Erika Moutinho Sands: I have both witnessed and experienced setbacks in having a successful tournament poker career. When I first started playing poker, I was too emotionally attached and I had a hard time controlling my emotions. It was extremely difficult for me to become emotionally detached from the results and often times I let it affect the way I played. Overcoming this pitfall took a while but with the help of my husband, David Sands, I was able to separate my emotions from the outcome of particular hands and tournaments and recognize that much of what happened at the table was out of my control. Once I was able to become more emotionally detached from the final outcome of a given tournament, I found it easier to focus on individual decisions I was faced with at the table. Consequently my play improved. When I was struggling to maintain emotional stability after busting tournaments, David reminded me that the payout structure of tourneys simply dictates that you are going to lose far more often than you are going to win in a given event. Keeping this in mind has enabled me to better deal with losing. Poker can be extremely disappointing at times and you have to be prepared to set those disappointments aside and play your best knowing that. It is nearly impossible to be successful in tournament poker if you let your emotions get in the way of your game. Another setback that affects a great deal of tournament players is overwork and wearing yourself thin. It’s very easy to burn yourself out with the fast paced lifestyle of a poker player. I have seen players who are constantly traveling and playing tournaments who never take any time away from the game. I find, most of the time, these players are exhausted, not as sharp as they could be and aren’t enjoying themselves as much. It’s important to remember there will always be another tournament, if you are not feeling sharp and at your best, listen to your mind and body and take a break.

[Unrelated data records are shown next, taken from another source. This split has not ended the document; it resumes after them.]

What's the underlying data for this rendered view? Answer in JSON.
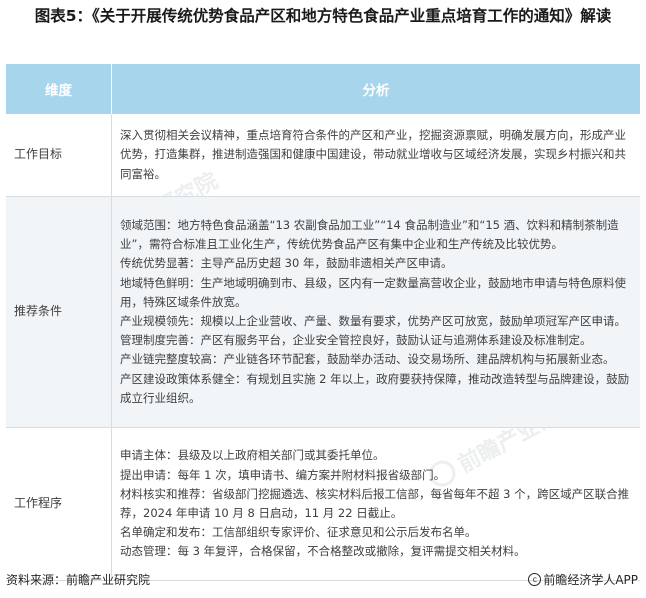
{
  "title": "图表5：《关于开展传统优势食品产区和地方特色食品产业重点培育工作的通知》解读",
  "table": {
    "headers": [
      "维度",
      "分析"
    ],
    "rows": [
      {
        "dimension": "工作目标",
        "lines": [
          "深入贯彻相关会议精神，重点培育符合条件的产区和产业，挖掘资源禀赋，明确发展方向，形成产业优势，打造集群，推进制造强国和健康中国建设，带动就业增收与区域经济发展，实现乡村振兴和共同富裕。"
        ]
      },
      {
        "dimension": "推荐条件",
        "lines": [
          "领域范围：地方特色食品涵盖“13 农副食品加工业”“14 食品制造业”和“15 酒、饮料和精制茶制造业”，需符合标准且工业化生产，传统优势食品产区有集中企业和生产传统及比较优势。",
          "传统优势显著：主导产品历史超 30 年，鼓励非遗相关产区申请。",
          "地域特色鲜明：生产地域明确到市、县级，区内有一定数量高营收企业，鼓励地市申请与特色原料使用，特殊区域条件放宽。",
          "产业规模领先：规模以上企业营收、产量、数量有要求，优势产区可放宽，鼓励单项冠军产区申请。",
          "管理制度完善：产区有服务平台，企业安全管控良好，鼓励认证与追溯体系建设及标准制定。",
          "产业链完整度较高：产业链各环节配套，鼓励举办活动、设交易场所、建品牌机构与拓展新业态。",
          "产区建设政策体系健全：有规划且实施 2 年以上，政府要获持保障，推动改造转型与品牌建设，鼓励成立行业组织。"
        ]
      },
      {
        "dimension": "工作程序",
        "lines": [
          "申请主体：县级及以上政府相关部门或其委托单位。",
          "提出申请：每年 1 次，填申请书、编方案并附材料报省级部门。",
          "材料核实和推荐：省级部门挖掘遴选、核实材料后报工信部，每省每年不超 3 个，跨区域产区联合推荐，2024 年申请 10 月 8 日启动，11 月 22 日截止。",
          "名单确定和发布：工信部组织专家评价、征求意见和公示后发布名单。",
          "动态管理：每 3 年复评，合格保留，不合格整改或撤除，复评需提交相关材料。"
        ]
      }
    ]
  },
  "footer": {
    "source": "资料来源：前瞻产业研究院",
    "copyright_symbol": "c",
    "brand": "前瞻经济学人APP"
  },
  "watermark": {
    "text": "前瞻产业研究院"
  },
  "colors": {
    "header_bg": "#a7d5ec",
    "alt_row_bg": "#f1f5f8",
    "border": "#d6dde3",
    "text": "#404040"
  }
}
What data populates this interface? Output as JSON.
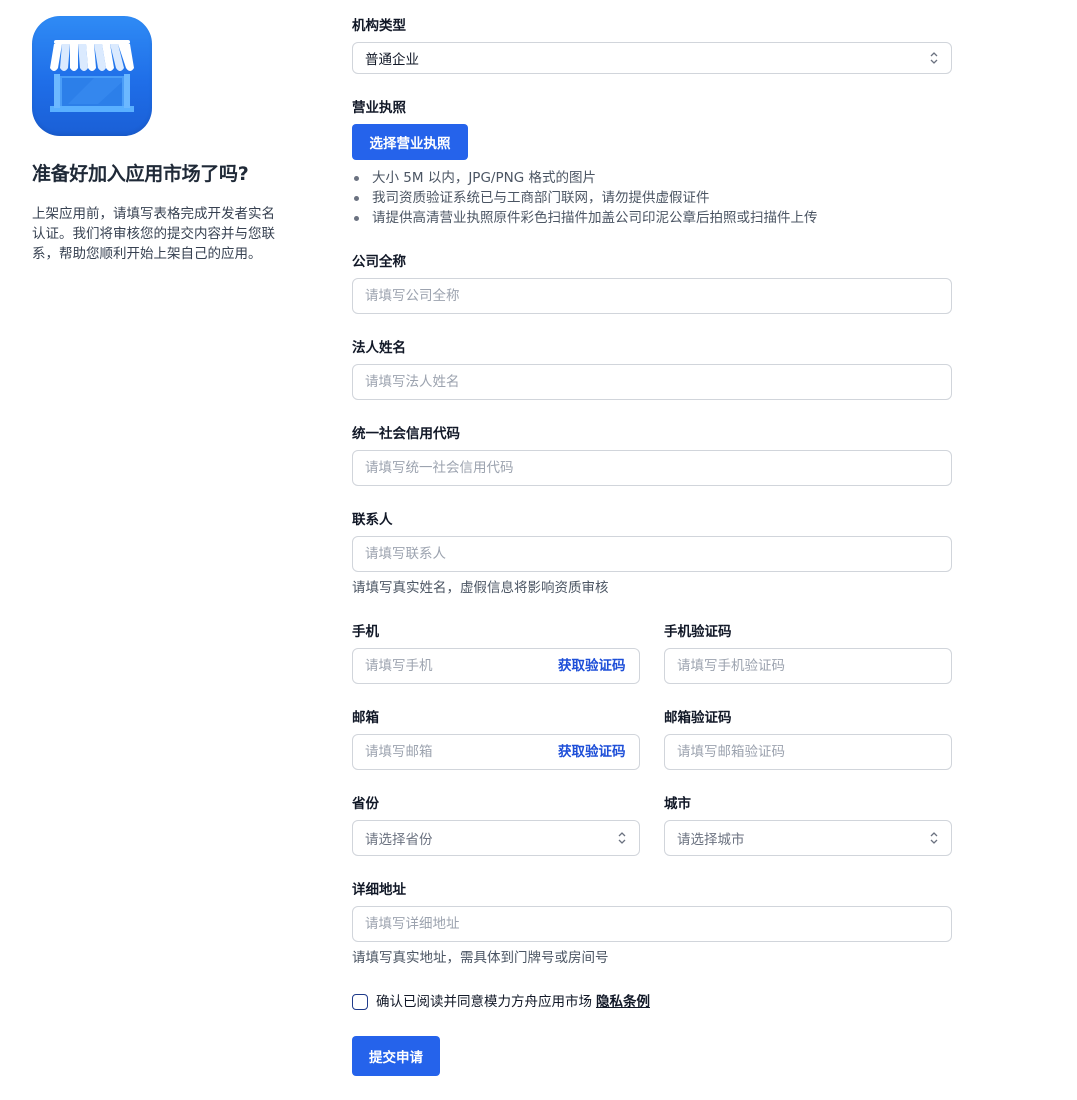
{
  "sidebar": {
    "title": "准备好加入应用市场了吗?",
    "description": "上架应用前，请填写表格完成开发者实名认证。我们将审核您的提交内容并与您联系，帮助您顺利开始上架自己的应用。",
    "icon": "storefront-icon"
  },
  "form": {
    "org_type": {
      "label": "机构类型",
      "value": "普通企业"
    },
    "license": {
      "label": "营业执照",
      "button": "选择营业执照",
      "notes": [
        "大小 5M 以内，JPG/PNG 格式的图片",
        "我司资质验证系统已与工商部门联网，请勿提供虚假证件",
        "请提供高清营业执照原件彩色扫描件加盖公司印泥公章后拍照或扫描件上传"
      ]
    },
    "company_name": {
      "label": "公司全称",
      "placeholder": "请填写公司全称"
    },
    "legal_person": {
      "label": "法人姓名",
      "placeholder": "请填写法人姓名"
    },
    "credit_code": {
      "label": "统一社会信用代码",
      "placeholder": "请填写统一社会信用代码"
    },
    "contact": {
      "label": "联系人",
      "placeholder": "请填写联系人",
      "hint": "请填写真实姓名，虚假信息将影响资质审核"
    },
    "phone": {
      "label": "手机",
      "placeholder": "请填写手机",
      "action": "获取验证码"
    },
    "phone_code": {
      "label": "手机验证码",
      "placeholder": "请填写手机验证码"
    },
    "email": {
      "label": "邮箱",
      "placeholder": "请填写邮箱",
      "action": "获取验证码"
    },
    "email_code": {
      "label": "邮箱验证码",
      "placeholder": "请填写邮箱验证码"
    },
    "province": {
      "label": "省份",
      "placeholder": "请选择省份"
    },
    "city": {
      "label": "城市",
      "placeholder": "请选择城市"
    },
    "address": {
      "label": "详细地址",
      "placeholder": "请填写详细地址",
      "hint": "请填写真实地址，需具体到门牌号或房间号"
    },
    "agreement": {
      "text": "确认已阅读并同意模力方舟应用市场",
      "link": "隐私条例"
    },
    "submit": "提交申请"
  },
  "colors": {
    "primary": "#2563eb",
    "link": "#1d4ed8",
    "border": "#d1d5db"
  }
}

David “The Maven” Chicotsky: Playing too loose or too tight deep in tournaments. There are several instances when I played too loose or too tight deep in a tournament, costing myself a ton of money in the process. Just like with most things in life – too much of one thing is usually bad. In tournament poker, that same axiom holds true for the most part. If you have a tendency to freak out and play too loose or get overly scared and crawl into your shell – it’s going to cost you big time. I’m not a huge believer in playing balanced per se (because if the table is tight you really should play looser and vice versa), but when you step over the line for the most part you are going to get punished.

Blair Rodman: The major pitfall in all gambling is failing to understand the extreme nature of variance. In tournaments, a very high-variance endeavor, the effects can be exacerbated. A player who’s running really good might start to feel bulletproof and act accordingly, perhaps forgoing sleep for eating badly, drinking and partying late. Or maybe he starts to seek more variance in his play, feeling that he has a better chance of winning all-important races than is the reality. This can extend to the way a player on a good run handles the money that seemed to come so easily. Staking numerous players, excess spending, bad investments, playing tournaments and cash games that are too high for his bankroll can eat up cash in a hurry, perhaps leaving him scrambling for buy-ins. On the other hand, a player running bad might start to question himself and begin to change things in his play that shouldn’t be changed. It’s like a golf swing; change the wrong thing and it sets off a chain-reaction and all of a sudden you’re lost. If temper or tilt’s an issue, a good player might allow a natural run of variance to drive him from the game. Understanding and learning how to handle variance is a key to every player’s long term success. A good place to start is an excellent book by Nassim Nicholas Taleb called Fooled by Randomness, in which he puts a lot of things in perspective.  ♠